-- RECORDED DATA follows --

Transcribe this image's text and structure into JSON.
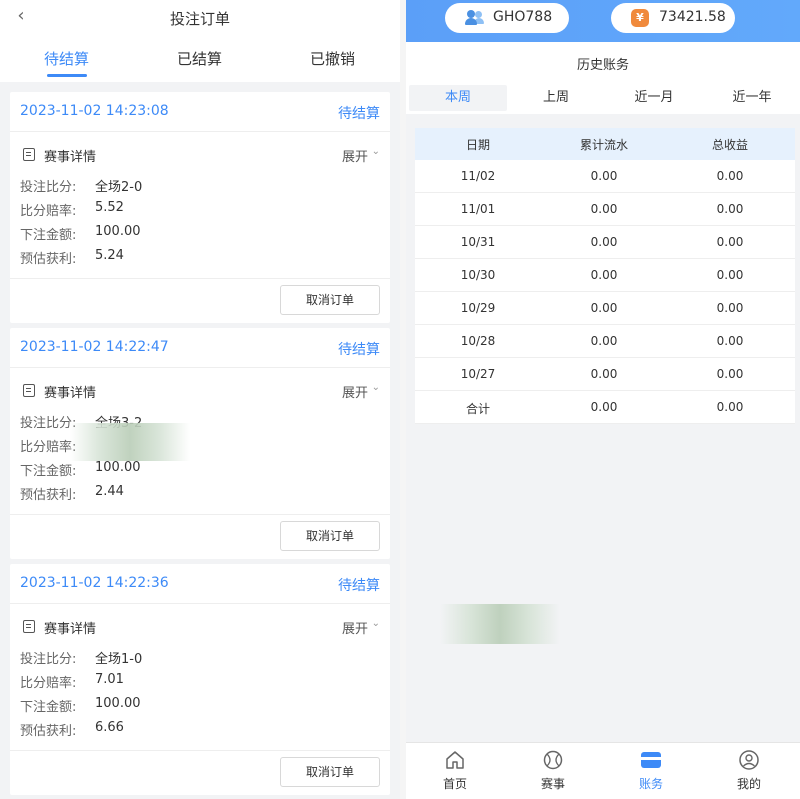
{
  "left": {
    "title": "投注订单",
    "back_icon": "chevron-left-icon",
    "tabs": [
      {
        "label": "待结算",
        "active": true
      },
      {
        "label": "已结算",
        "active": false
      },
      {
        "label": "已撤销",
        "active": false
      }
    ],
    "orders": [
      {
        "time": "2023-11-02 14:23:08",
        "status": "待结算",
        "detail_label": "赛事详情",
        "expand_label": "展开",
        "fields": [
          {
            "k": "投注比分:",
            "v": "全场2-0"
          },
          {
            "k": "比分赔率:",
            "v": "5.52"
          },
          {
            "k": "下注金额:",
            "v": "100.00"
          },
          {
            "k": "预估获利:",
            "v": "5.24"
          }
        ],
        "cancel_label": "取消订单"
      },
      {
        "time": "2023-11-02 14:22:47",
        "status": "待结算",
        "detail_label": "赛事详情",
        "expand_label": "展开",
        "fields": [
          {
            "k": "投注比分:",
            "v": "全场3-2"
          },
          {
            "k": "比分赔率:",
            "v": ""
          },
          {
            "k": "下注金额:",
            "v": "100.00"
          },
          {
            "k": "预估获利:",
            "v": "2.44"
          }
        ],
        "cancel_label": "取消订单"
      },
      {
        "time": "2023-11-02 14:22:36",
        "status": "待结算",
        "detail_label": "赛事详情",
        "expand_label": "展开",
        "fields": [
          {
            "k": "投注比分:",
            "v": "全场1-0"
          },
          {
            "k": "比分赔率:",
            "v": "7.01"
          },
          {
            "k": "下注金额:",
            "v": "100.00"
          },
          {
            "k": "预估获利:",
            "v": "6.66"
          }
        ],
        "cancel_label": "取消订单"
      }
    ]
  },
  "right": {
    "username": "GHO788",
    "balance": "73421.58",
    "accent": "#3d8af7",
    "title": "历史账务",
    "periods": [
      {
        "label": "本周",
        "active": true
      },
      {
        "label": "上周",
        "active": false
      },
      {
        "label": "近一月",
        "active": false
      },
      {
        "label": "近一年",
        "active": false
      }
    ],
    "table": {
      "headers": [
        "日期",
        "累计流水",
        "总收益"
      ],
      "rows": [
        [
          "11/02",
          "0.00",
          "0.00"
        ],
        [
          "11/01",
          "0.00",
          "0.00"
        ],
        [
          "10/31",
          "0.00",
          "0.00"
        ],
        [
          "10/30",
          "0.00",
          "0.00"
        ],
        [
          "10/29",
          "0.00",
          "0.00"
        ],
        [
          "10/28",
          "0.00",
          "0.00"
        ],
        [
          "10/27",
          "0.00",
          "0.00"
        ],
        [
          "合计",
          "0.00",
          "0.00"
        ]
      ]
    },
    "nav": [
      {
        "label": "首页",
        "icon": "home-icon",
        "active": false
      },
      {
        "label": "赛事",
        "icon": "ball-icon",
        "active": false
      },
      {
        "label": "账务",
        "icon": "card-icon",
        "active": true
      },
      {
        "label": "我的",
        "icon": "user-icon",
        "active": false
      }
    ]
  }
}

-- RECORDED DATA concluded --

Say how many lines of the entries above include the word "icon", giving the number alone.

### ANSWER TO THE EXERCISE:
5